My staff want
I don’t blame them. What you are doing now sounds quite awkward. What you really need, like many others here, is Panorama X Server. So I’ll get back to working on that on this Friday evening!
Before I go I will drop a tiny bit of a preview tonight – here is a screen shot of the Panorama X Server Administration window running on my computer right now. As you can see, there are two shared databases open on two computers at the same time, including a copy of the demo US Airport database with over 19,000 records.
I can click to see the two computers this database is currently open on:
Each open copy of the database looks just as it usually does, except for the small network icon in the status bar, which indicates that the database is currently open for sharing with an active server connection.
I’d show you a screenshot of the server itself but there is nothing to see – it has no windows and normally it doesn’t even appear in the dock. It’s completely controlled from a preference window in a regular copy of Panorama.
I realize this tiny preview will probably bring up many more questions – please hold them for now. I’m working on putting together a much more detailed preview movie in the relatively near future, perhaps around the end of the month.
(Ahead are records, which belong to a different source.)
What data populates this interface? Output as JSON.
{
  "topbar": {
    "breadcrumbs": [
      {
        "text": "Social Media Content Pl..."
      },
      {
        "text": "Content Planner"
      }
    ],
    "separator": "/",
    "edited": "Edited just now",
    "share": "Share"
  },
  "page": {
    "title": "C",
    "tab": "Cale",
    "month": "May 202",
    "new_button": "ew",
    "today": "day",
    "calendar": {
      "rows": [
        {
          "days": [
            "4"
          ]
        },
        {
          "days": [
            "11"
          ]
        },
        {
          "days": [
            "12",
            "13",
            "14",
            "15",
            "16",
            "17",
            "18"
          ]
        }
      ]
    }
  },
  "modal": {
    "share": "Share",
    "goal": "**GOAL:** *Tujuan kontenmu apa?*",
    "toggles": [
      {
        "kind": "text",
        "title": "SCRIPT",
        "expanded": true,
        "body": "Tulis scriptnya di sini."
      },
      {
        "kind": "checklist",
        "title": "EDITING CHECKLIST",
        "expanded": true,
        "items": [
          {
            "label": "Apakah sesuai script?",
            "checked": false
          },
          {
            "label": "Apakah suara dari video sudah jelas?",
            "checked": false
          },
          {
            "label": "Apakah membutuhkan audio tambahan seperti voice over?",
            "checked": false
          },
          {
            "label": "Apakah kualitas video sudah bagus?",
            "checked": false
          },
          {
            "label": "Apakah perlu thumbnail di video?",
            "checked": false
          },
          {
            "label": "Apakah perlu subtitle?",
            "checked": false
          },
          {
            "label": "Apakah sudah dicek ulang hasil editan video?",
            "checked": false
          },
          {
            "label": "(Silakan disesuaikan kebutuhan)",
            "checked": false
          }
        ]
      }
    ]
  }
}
There is way more to show than in these few screen shots, however, let me be perfectly clear that there are still several months of work left to complete this project.
P.S. One tiny additional preview tidbit – it took only 7 seconds to convert the almost 20,000 record US Airport database from single user to shared and upload it on the local network. Actually 6.992 seconds to be exact. Those of you that have used Panorama 6 Server will really appreciate how much faster that is.
we have not converted to x yet because we need
multi user even if it just does the basic record locking.
thanks for continuing to work on this.
Bill, I never once had the support of the college’s IT department. They didn’t want Panorama; they didn’t even want Macs. They’d change policies without notice - like refreshing an image on a workstation that brought back out of date data or application versions. Nothing new there.
It appears dnorwood is using a scheme similar to what I suggested and converting that to PanX would not be effort lost. Because a lot of the work - forms and procedures - would still be in play if/when they move to “Multi-user”. There is also the consideration of reliability and exposure/recovery to data crashes. That’s especially a concern if Panorama is not embraced with open arms.
My college stopped using my Tutor program when they were ORDERED to hook the data capture/reporting up to their Web based Banner system. Now, if there’s a change in the reporting criteria, instead of the Department head having me adjust it in 15 minutes for minimum wage, she has to submit a request to a large, unknown (personally) entity with a $50,000/year support contract.
Back to norwood - I’d start with your simplest files, moving to the more complex, and bring them into PanX, but keep working/updating with your Pan6. There is a lot to learn. I’m guessing that once you can do everything you are doing now in PanX, your conversion to the server version might mostly entail taking that “Do not Disturb” note off the desk.
Thanks for the quick preview of Enterprise Jim, I’m looking forward to the update later.
Paul (designer), I’ve already moved ALL of my databases to PanX over a year ago, and have made many, many improvements using PanX - and continue to make improvements. We are still using Pan6 to manage our current data, but it’s very easy to import 6 to X when needed - which I do periodically.